## PROBLEM TO WORK ON
The answer should be each line from the entries below that has the word "JSON" in it.

[Records contained in a dataset]
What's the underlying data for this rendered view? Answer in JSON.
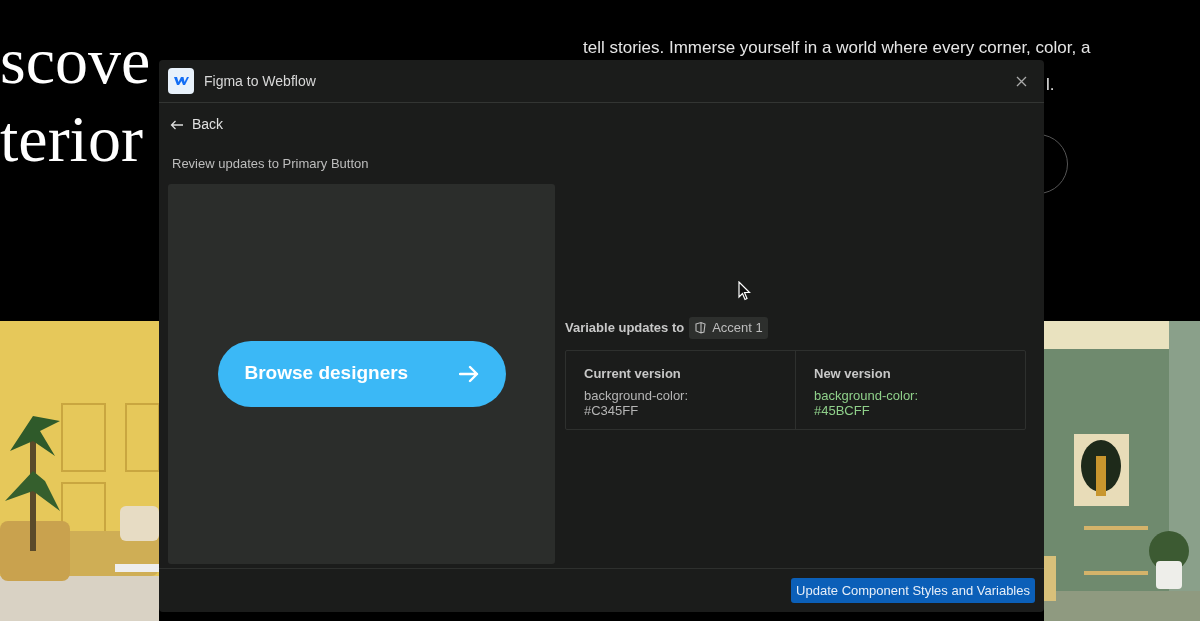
{
  "background_page": {
    "heading_lines": [
      "scove",
      "terior"
    ],
    "paragraph_lines": [
      "tell stories. Immerse yourself in a world where every corner, color, a",
      "l."
    ]
  },
  "dialog": {
    "title": "Figma to Webflow",
    "back": "Back",
    "subtitle": "Review updates to Primary Button",
    "preview": {
      "button_label": "Browse designers"
    },
    "variable_updates": {
      "label": "Variable updates to",
      "variable": "Accent 1"
    },
    "versions": [
      {
        "heading": "Current version",
        "lines": [
          "background-color:",
          "#C345FF"
        ],
        "changed": false
      },
      {
        "heading": "New version",
        "lines": [
          "background-color:",
          "#45BCFF"
        ],
        "changed": true
      }
    ],
    "primary_action": "Update Component Styles and Variables"
  }
}
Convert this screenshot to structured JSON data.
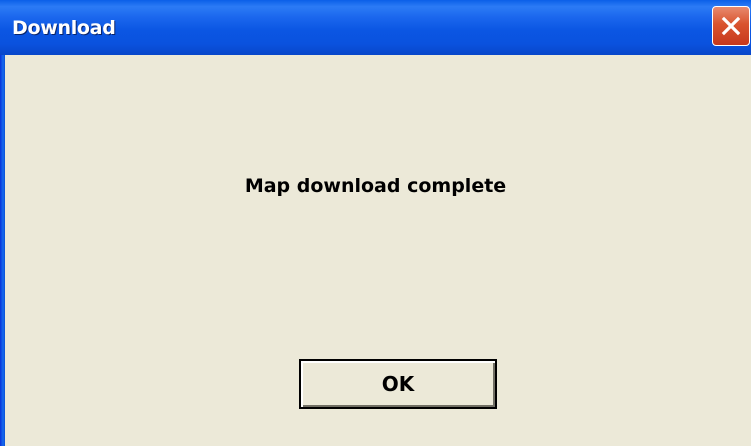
{
  "window": {
    "title": "Download",
    "close_icon": "close-icon"
  },
  "dialog": {
    "message": "Map download complete",
    "ok_label": "OK"
  },
  "colors": {
    "titlebar": "#0A52DE",
    "dialog_background": "#ECE9D8",
    "close_button": "#D9542F"
  }
}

## RESULT OF THE EXERCISE
What's the underlying data for this rendered view? Answer in JSON.
Convert this screenshot to structured JSON data.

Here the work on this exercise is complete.